So Owens went to Milledgeville after stints at Dooly County, McIntosh County Academy and Metter with the hope of engineering a return to region play.
After a 3-7 opening season, the Bulldogs went 5-5 in 2010 to post only their sixth non-losing season since 1980.
The Bulldogs topped that with a 7-3 season a year ago. They lost to teams from a larger class in Jeff Davis, Lakeview Academy and Prince Avenue Christian, which advanced to the Class A state semifinals before losing to eventual champion Savannah Christian.
“We finally had some real success on the field,” Owens said.
Owens went to the administration following the season and asked that his team be allowed to play a region schedule. The group debated the idea but finally acquiesced.
“It means so much to these kids and the guys that came before them,” Owens said. “They worked so hard. So many of my former players have called and said they want to be here on Friday night. It’s going to be special.”
Owens knows this next step won’t be easy.
The Bulldogs have won 11 of their past 15 games. But the level of competition rises significantly against Wilkinson County, a team that many expect to contend for a public school state championship and one that was ranked before a loss last week to Irwin County. The wins won’t be easier thereafter with games coming against FPD, Lincoln County and Aquinas and improving programs in Hancock Central and Twiggs County. The schedule is a departure from the past few years, when region commitments limit the teams the Bulldogs can schedule, resulting in a number of games against fellow non-region schools.
“We’ve worked towards this (Wilkinson County) game since we started working out in June,” Owens said. “No offense to the teams we’ve played, but we’ve been working towards this game.”
Owens said he’s excited region play will begin against Wilkinson County, a neighboring school and a natural rival.
“Football in Georgia is about playing neighbors and rivals every week,” he said.
Because of the Bulldogs’ success on the field, Owens said his team is very confident, but he has tried to temper the exuberance as the week goes on. Win or lose, the Bulldogs still have six more region games to play.
“Our kids are sky high and they think they can beat the world,” Owens said. “There’s bad and good to that.

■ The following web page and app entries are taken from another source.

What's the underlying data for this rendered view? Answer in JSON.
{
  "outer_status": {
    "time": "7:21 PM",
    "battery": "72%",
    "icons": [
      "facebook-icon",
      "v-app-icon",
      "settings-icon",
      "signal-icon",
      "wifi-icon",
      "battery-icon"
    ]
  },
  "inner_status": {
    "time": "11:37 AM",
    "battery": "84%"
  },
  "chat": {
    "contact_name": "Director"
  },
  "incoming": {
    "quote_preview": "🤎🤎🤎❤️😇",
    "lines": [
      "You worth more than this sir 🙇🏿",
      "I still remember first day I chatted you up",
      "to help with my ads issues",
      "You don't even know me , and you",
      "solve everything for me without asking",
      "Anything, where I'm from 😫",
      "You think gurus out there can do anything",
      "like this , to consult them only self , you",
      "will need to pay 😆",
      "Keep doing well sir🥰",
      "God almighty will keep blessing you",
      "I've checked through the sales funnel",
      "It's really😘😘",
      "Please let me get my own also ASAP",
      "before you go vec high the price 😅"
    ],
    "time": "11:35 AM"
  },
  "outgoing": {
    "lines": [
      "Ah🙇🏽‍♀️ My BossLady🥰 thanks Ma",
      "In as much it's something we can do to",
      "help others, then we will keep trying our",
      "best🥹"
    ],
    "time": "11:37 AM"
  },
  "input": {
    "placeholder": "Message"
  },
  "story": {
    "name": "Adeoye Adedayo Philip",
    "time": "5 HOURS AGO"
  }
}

There’s a fine line between being confident and understanding where you’re at as a football team. This should be a huge challenge for us.”